Aishwarya Rai Bachchan is the initial Indian actor to significantly crossover in the West. She appeared in The Mistress of Spices (2005) with Dylan McDermott, The Last Legion (2007) with Colin Firth and Ben Kingsley, and Pink Panther 2 (2009) with Steve Martin. She has also garnered more high-profile publicity in the West than some other Bollywood actor, having appeared on The Oprah Winfrey Show, Late Show with David Letterman, and 60 Minutes.
Two Bollywood actors appeared in the Oscar-winning British film Slumdog Millionaire (that’s right, it’s a British film): Anil Kapoor, who played the sleazy game-show host, and Irrfan Khan, who played law enforcement interrogator. Kapoor has since appeared in the hit American television series 24, which stars actor Kiefer Sutherland. Kapoor played a Middle-Eastern leader in the show for starters season.

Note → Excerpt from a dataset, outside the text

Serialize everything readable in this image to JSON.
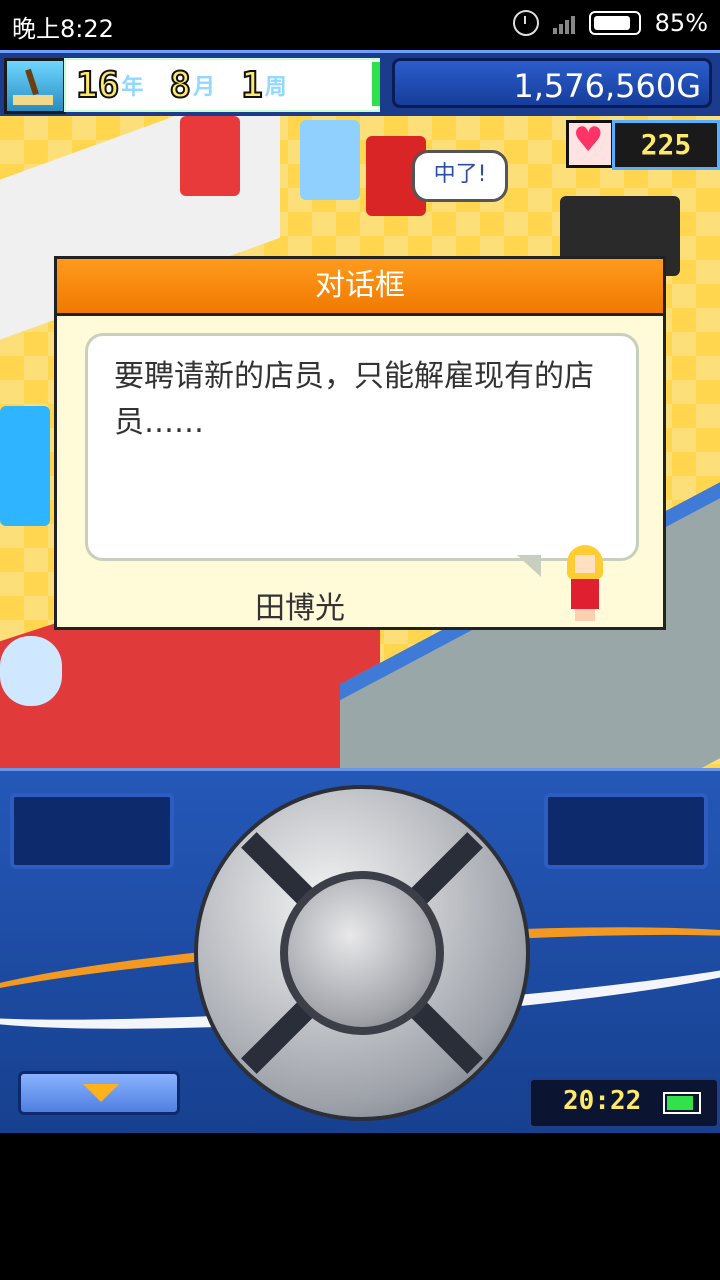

Ahead of Slumdog Millionaire, Khan appeared in the English-language films The Namesake (2006), A Mighty Heart (2007), and The Darjeeling Limited (2007).
Bollywood actress Mallika Sherawat will star opposite Avatar actor Laz Alonso in the upcoming Hollywood political comedy, Love, Barack. Sherawat will play a volunteer coordinator on Barack Obama’s 2008 presidential campaign, who falls in deep love with her counterpart on John McCain’s campaign, played by Alonso. Sherawat can also be appearing in another upcoming Hollywood film, Hisss, alongside Irrfan Khan.